Many may be surprised to learn that Rakhi or Raksha Bandhan was not originally meant for real brothers and sisters. Rakhis were reserved throughout history for non-related or strategic brothers and sisters.
The oldest story about Rakhi is that of Indra mentioned in the Bhavishya Purana, where after repeated humiliation at the hands of demons, the gods led by Indra were advised by Sage Brihaspati to tell Sachi to tie a divine protective thread around Indra’s wrist on an auspicious date and time This ensured his protection and final victory on Shravan Purnima day, which explains the date.
The Bhagavata Purana and Vishnu Purana further inform us that Vishnu was also victorious over Maha-Bali but it compelled Vishnu to leave his own home and occupy Bali’s palace. Lakshmi was so upset that she went to Bali and made him her brother by firmly tying a Rakhi. Then, she got her new brother to revoke his condition and get her husband back home.
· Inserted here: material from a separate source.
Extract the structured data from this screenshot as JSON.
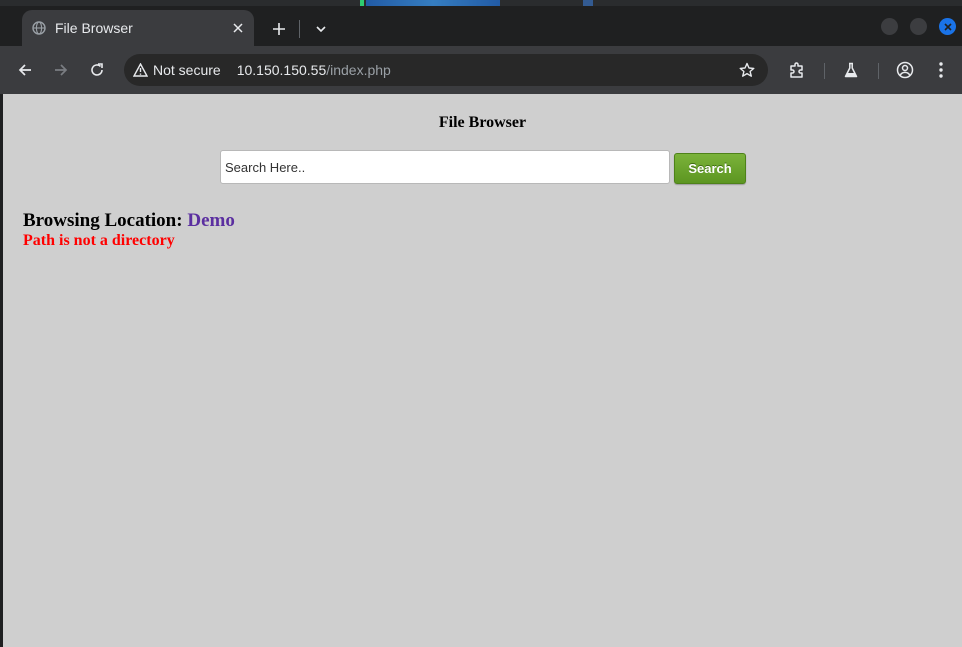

We do not see any real sister in action and even in the Mahabharata, Draupadi tore her sari’s ‘pallu’ to bandage a wounded Krishna, as her adopted brother. Kunti, however, tied a Rakhi around her own grandson, Abhimanyu, before the deadly war began.
In medieval India, we hear that Rani Karnavati the widowed ruler of Chittor pleaded with her Rakhi-brother Humayun to save her kingdom against the invasion by the Sultan of Gujarat. She lost, as Humayun could not send troops in time and though 1535 is mentioned as the exact year, the whole story is doubted by historians.
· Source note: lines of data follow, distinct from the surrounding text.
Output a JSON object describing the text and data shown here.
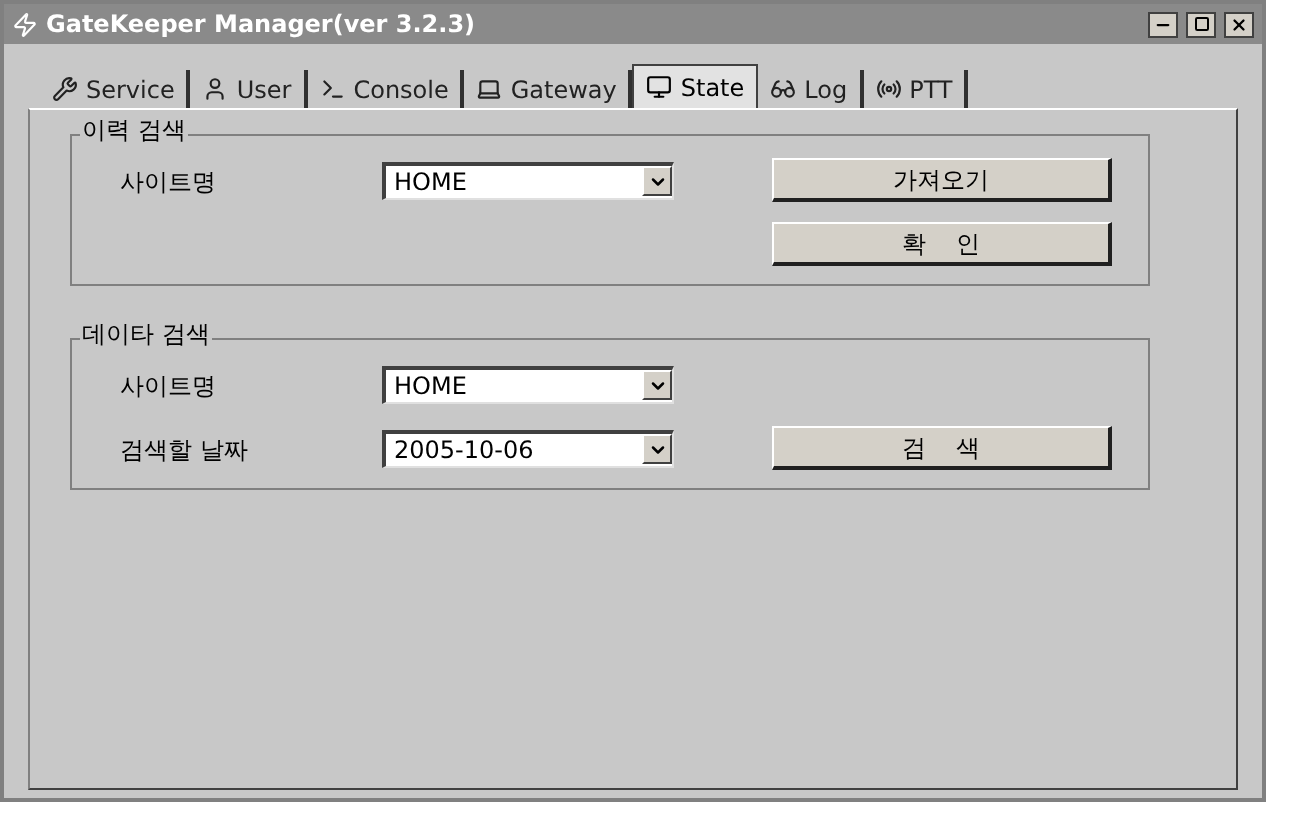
{
  "window": {
    "title": "GateKeeper Manager(ver 3.2.3)"
  },
  "tabs": [
    {
      "label": "Service",
      "selected": false
    },
    {
      "label": "User",
      "selected": false
    },
    {
      "label": "Console",
      "selected": false
    },
    {
      "label": "Gateway",
      "selected": false
    },
    {
      "label": "State",
      "selected": true
    },
    {
      "label": "Log",
      "selected": false
    },
    {
      "label": "PTT",
      "selected": false
    }
  ],
  "groups": [
    {
      "title": "이력 검색",
      "rows": [
        {
          "label": "사이트명",
          "value": "HOME",
          "button": "가져오기"
        },
        {
          "button": "확    인"
        }
      ]
    },
    {
      "title": "데이타 검색",
      "rows": [
        {
          "label": "사이트명",
          "value": "HOME"
        },
        {
          "label": "검색할 날짜",
          "value": "2005-10-06",
          "button": "검    색"
        }
      ]
    }
  ]
}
But Rakhi was quite a legitimate instrument for invoking unpredictable political partnerships, much before “fronts” and “alliances” came on the scene.
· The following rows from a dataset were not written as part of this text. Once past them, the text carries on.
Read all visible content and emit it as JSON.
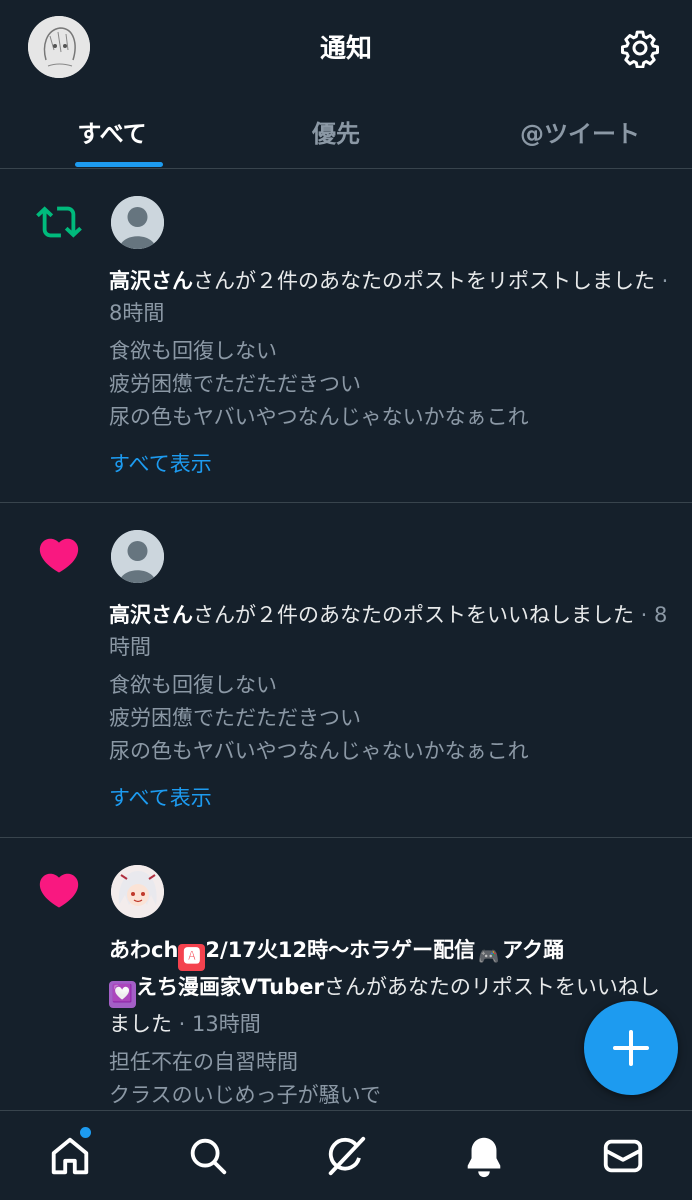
{
  "header": {
    "title": "通知",
    "avatar_icon": "user-avatar-drawing",
    "settings_icon": "gear-icon"
  },
  "tabs": [
    {
      "label": "すべて",
      "active": true
    },
    {
      "label": "優先",
      "active": false
    },
    {
      "label": "@ツイート",
      "active": false
    }
  ],
  "notifications": [
    {
      "type": "repost",
      "icon": "repost-icon",
      "icon_color": "#00ba7c",
      "user": "高沢さん",
      "action": "さんが２件のあなたのポストをリポストしました",
      "time": "8時間",
      "lines": [
        "食欲も回復しない",
        "疲労困憊でただただきつい",
        "尿の色もヤバいやつなんじゃないかなぁこれ"
      ],
      "show_all": "すべて表示"
    },
    {
      "type": "like",
      "icon": "heart-icon",
      "icon_color": "#f91880",
      "user": "高沢さん",
      "action": "さんが２件のあなたのポストをいいねしました",
      "time": "8時間",
      "lines": [
        "食欲も回復しない",
        "疲労困憊でただただきつい",
        "尿の色もヤバいやつなんじゃないかなぁこれ"
      ],
      "show_all": "すべて表示"
    },
    {
      "type": "like",
      "icon": "heart-icon",
      "icon_color": "#f91880",
      "user_parts": {
        "p1": "あわch",
        "emoji1": "🅰",
        "p2": "2/17火12時〜ホラゲー配信",
        "emoji2": "🎮",
        "p3": "アク踊",
        "emoji3": "💟",
        "p4": "えち漫画家VTuber"
      },
      "action": "さんがあなたのリポストをいいねしました",
      "time": "13時間",
      "lines": [
        "担任不在の自習時間",
        "クラスのいじめっ子が騒いで"
      ]
    }
  ],
  "fab": {
    "icon": "plus-icon"
  },
  "bottom_nav": [
    {
      "name": "home",
      "icon": "home-icon",
      "has_badge": true
    },
    {
      "name": "search",
      "icon": "search-icon"
    },
    {
      "name": "grok",
      "icon": "grok-icon"
    },
    {
      "name": "notifications",
      "icon": "bell-icon",
      "active": true
    },
    {
      "name": "messages",
      "icon": "mail-icon"
    }
  ]
}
This full moon of Shravan has also traditionally been celebrated in western India as Nariyeli Purnima, when coconuts are gifted to the waters to please Varun. In north India, it is however, called Kajri Purnima when farmers sow wheat and barley, after seeking the blessings of mother earth.
The hills have their own version and we find that Kumaonis celebrate it as Jano-Punya and the word janeu stands for the sacred thread. Fairs are held in different parts and the one at Devidhura Bagwal is the most important. The Nepalese also call it Janeu Purnima and tie sacred threads on their relations. while in Jammu, Raksha Bandhan is the day for flying kites, like Bengal has on Biswakarma Puja, about a fortnight later.
Southern Brahmans change their holy thread, upavita, on this day and and Raksha Bandhan is also celebrated as Vish Tarak, the destroyer of venom.
As many know, Rabindranath Tagore distributed Rakhis among Muslims and Hindus in 1905, as his unique poetic protest against Banga-Bhanga, the Partition of Bengal. He thus took it to new heights through his Rakhi Mahotsav as a festival of universal brotherhood.
The point is: when did real, not adopted, brothers enter Raksha Bandhan? One cannot be too sure and there is every likelihood that the custom of real sisters praying for their brothers during this dangerous part of the rainy season (full of snakes) entered the Raksha festival later on. Sisters soon replaced the wives, widows and master strategists of the earlier stories.
After urbanisation had scattered blood relations to distant places, so newer methods had to be devised to get them together — with food and gifts. Custom follows need and human society comes up with solutions.
Nowadays, when meeting is also difficult, sisters have found some solace in sending Rakhis by courier to brothers — just as my sister Sarojoini sends from Mumbai and my cousin Debolina invariably sends from Surat. God bless sisters.